      Sex-selective abortion is at such a widespread phenomenon in China and India, that even feminists gung-ho for abortion have noticed that it is mass killing, apparently believing that you can be for abortion in general, and against ‘gendercide’ in particular.  The massive imbalance in sexes is fueling spikes in rape, abduction and sex-slavery.  More generally, the phenomenon is leading to what Phillip Longman calls ‘The Return of Patriarchy‘.  And this isn’t any wimpso ‘patriarchy’ as defined by loud boring people yelling from the heights of pelf and privilege, this is the real thing.  You asked for it.

    So, does being pro-abortion =  pro-women’s emancipation?

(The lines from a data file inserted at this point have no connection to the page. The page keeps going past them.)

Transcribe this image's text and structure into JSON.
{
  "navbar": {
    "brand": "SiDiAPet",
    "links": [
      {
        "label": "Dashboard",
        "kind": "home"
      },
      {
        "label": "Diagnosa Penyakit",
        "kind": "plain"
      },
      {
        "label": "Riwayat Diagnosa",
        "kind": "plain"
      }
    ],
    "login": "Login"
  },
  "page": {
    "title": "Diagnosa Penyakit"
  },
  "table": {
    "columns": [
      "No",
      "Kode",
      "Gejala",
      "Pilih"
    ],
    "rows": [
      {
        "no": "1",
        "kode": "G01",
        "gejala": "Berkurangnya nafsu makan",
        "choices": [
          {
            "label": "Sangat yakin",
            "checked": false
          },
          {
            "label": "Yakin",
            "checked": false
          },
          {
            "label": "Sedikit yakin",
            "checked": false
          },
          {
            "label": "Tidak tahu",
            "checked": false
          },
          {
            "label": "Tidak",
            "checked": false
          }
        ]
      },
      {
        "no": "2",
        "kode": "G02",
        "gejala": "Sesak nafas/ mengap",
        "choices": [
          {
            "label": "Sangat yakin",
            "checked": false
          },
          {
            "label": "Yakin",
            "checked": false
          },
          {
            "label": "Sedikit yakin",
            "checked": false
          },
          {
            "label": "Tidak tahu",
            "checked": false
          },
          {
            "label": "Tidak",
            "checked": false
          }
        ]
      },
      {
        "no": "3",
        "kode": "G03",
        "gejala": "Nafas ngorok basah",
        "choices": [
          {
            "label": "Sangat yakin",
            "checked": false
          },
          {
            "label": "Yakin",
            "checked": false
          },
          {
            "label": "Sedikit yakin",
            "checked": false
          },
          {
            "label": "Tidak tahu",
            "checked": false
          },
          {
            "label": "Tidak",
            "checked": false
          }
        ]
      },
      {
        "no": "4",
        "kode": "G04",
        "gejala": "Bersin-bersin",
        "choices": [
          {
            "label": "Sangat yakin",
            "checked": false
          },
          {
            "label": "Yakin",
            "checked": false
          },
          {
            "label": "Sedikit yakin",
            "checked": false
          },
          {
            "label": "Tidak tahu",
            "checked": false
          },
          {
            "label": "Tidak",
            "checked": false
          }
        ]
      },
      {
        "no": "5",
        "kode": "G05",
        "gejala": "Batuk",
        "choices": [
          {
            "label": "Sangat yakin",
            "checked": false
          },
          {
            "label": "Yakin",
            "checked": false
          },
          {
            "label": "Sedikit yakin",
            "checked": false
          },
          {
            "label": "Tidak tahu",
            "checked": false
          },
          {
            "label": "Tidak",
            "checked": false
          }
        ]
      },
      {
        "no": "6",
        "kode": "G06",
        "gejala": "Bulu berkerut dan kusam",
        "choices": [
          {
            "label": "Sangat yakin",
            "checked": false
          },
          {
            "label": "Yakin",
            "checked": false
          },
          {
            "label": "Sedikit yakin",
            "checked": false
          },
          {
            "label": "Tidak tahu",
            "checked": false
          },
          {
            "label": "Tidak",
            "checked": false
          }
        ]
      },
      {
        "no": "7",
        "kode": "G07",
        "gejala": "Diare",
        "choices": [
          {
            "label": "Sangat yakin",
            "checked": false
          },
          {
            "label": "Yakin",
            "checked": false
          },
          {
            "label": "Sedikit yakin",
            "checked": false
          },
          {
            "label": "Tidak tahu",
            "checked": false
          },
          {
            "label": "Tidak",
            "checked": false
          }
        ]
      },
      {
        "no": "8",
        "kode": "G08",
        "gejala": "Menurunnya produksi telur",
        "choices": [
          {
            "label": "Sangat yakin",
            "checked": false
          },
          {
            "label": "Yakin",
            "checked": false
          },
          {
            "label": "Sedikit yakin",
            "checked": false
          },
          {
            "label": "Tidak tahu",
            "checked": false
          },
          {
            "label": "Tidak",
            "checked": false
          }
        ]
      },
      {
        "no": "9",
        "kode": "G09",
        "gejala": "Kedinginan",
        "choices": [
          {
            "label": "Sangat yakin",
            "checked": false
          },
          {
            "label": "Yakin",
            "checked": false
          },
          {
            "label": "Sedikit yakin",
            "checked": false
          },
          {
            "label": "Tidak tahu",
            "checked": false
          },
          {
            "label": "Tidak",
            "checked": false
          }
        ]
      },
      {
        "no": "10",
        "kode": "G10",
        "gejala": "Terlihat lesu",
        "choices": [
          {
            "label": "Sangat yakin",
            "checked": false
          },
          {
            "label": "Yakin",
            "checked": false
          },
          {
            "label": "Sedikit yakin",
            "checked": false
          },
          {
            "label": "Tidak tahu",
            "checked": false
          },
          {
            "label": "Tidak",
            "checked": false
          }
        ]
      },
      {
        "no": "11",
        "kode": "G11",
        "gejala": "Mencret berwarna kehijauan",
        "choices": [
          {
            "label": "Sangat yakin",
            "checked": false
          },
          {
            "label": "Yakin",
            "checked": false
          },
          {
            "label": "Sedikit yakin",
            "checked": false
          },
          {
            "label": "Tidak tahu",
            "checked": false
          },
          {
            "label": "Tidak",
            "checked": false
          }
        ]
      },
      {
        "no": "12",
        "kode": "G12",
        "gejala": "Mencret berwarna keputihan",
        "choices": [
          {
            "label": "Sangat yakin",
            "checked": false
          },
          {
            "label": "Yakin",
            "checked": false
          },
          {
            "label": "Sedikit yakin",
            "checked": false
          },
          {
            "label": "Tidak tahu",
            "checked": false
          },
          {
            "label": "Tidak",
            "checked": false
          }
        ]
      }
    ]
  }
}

The evidence is the other way.

    – Can one legally prescribe that a pregnant woman take supplements etc, given the responsibilities to the child?

      No, I don’t believe so.  Parents have responsibilities for their children, but the flip side of that is having authority.  I don’t support the state being able to tell parents how to feed their children, and, yes, I know that that does mean that some kids get a bad diet.  But I cannot see any legal fix there, without causing worse abuses of governmental power.  The same principle applies here.

      Where is the line drawn?  I am not sure.  But in the same way that we are unsure as to when the state should step in to protect kids from abuse, but are sure that it should definitely prevent infanticide, I am unsure about the line here, but am sure that abortion should not happen beyond the eight week cutoff.

    – Anti-abortion types invest the unborn not with equal rights, but with extra-rights, because they insist that the foetus’s right to life trumps the rights of the woman over her body.  No person has the right to crawl into another person’s body and live there parasitically for a few months.

      Try the following on for size: “No person has the right to invade another person’s home, live off their work, expect food, shelter, security and education without paying for it – for years on end.   Therefore: if parents decide to abandon their newborn in the snow, or not feed him, that is perfectly fine.”

    Children do not enjoy full rights for a very good reason, and they do enjoy extra protections for an equally good reason.  Just because a child is unborn does not change that fact.

    – Atheist anti-abortion types are just like religious anti-abortion types.  The religious anti-abortionist has an irrational faith that God considers all life sacred, the atheist anti-abortionist has an irrational faith in the sanctity of all life.  They are both equally irrational. 


      I swear, this argument is being made with a straight face.

      “Martin Luther King used religious arguments to defend the equality of the races, but I’m an atheist and therefore I don’t believe in anything that irrational!  Solzhenitsyn used religious arguments to indict the Soviet Union, but I’m an atheist, so therefore praise Stalin!”

      Yes, that is quite enough of that.  And the first argument is indeed being made by genuine racialists.

      For those who want an absolute, objective basis for the value of life, please read Atlas Shrugged.


     Shadow of a Doubt has a good post on the utter refusal to engage in rational discussion of this subject by the SJW/Feminist crowd.  He links to this prime example of ‘Shut up,’ she explained,the ‘Secular Woman Community’ demanding that this is not be discussed, addressed, in any way, shape, or form in the secular community.  Whatever happened to Nullius in Verba?

    Do give Shadow a read; I confess, I’m happy for the other side to abandon the field here, but his post is good.

    Category: ScienceSkepticismWomen's Rights

    Article by: The Prussian